Data records for software interfaces

_____

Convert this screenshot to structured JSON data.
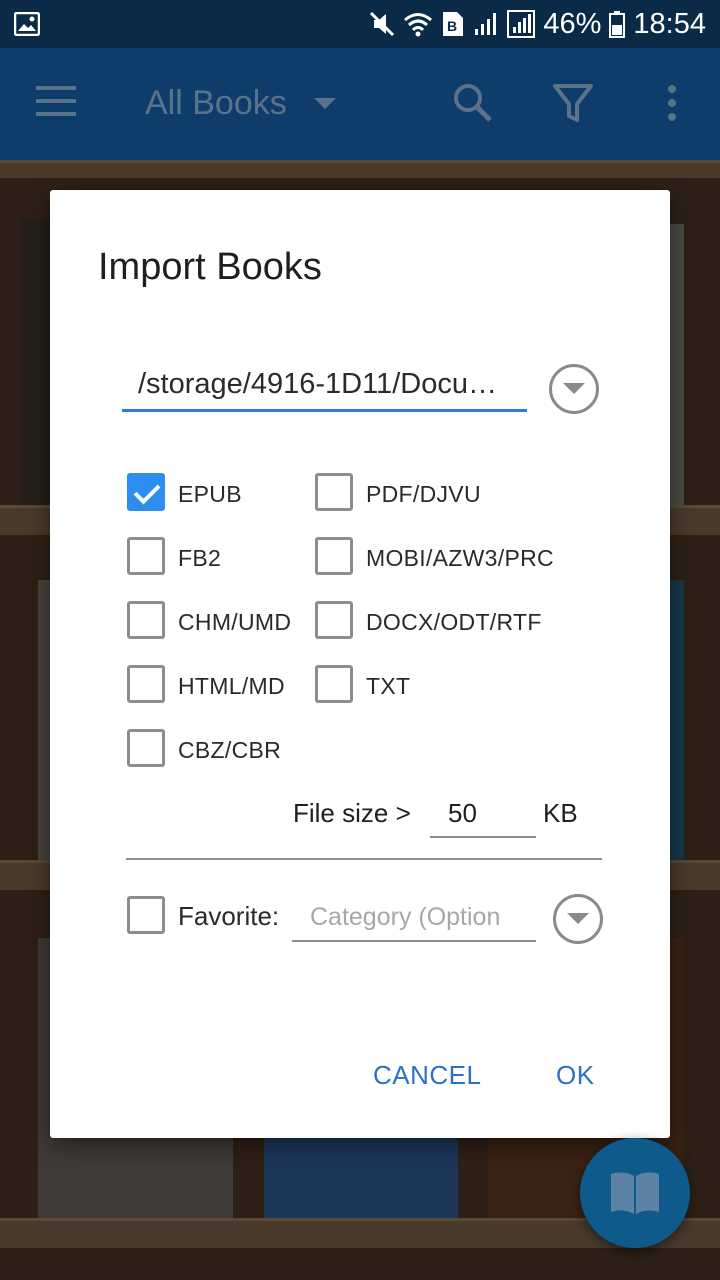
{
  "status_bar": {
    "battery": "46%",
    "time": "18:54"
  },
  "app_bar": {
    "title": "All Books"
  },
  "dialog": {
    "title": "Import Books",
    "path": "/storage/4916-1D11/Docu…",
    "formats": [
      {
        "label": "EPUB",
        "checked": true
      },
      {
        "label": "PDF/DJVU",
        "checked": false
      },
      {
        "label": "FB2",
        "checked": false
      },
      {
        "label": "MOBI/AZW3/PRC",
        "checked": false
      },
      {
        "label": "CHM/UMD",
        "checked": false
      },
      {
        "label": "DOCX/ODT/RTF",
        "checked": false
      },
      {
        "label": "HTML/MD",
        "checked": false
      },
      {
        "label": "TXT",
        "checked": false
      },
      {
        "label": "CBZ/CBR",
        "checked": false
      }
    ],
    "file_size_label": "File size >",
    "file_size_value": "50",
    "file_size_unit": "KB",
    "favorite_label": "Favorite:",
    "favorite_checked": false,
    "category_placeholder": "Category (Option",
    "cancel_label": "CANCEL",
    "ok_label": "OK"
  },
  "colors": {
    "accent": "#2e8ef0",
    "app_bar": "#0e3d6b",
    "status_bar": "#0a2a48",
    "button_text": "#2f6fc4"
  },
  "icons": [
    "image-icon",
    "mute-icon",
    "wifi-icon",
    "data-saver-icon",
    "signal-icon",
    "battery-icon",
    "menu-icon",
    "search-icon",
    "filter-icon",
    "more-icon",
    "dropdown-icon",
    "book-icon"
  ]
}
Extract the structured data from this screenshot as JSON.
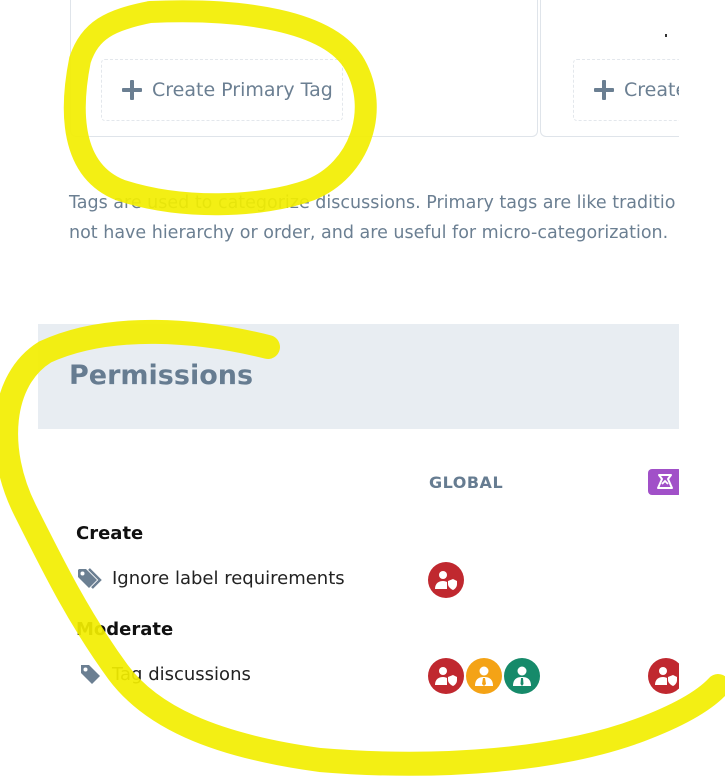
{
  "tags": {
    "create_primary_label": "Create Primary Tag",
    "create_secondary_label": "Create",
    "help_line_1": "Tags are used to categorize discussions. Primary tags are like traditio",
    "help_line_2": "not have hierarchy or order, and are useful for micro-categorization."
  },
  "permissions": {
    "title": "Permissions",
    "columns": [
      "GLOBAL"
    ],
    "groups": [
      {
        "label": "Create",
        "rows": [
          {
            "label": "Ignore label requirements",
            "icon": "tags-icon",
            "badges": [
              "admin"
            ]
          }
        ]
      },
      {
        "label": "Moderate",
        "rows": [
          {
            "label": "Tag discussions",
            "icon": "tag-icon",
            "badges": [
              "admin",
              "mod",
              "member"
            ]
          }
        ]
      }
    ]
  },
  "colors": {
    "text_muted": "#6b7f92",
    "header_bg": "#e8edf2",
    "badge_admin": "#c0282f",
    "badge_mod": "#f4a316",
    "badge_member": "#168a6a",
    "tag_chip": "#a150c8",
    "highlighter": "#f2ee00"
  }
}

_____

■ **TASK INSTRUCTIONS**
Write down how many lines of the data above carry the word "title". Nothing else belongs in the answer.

■ **PROBLEM SOLUTION**
3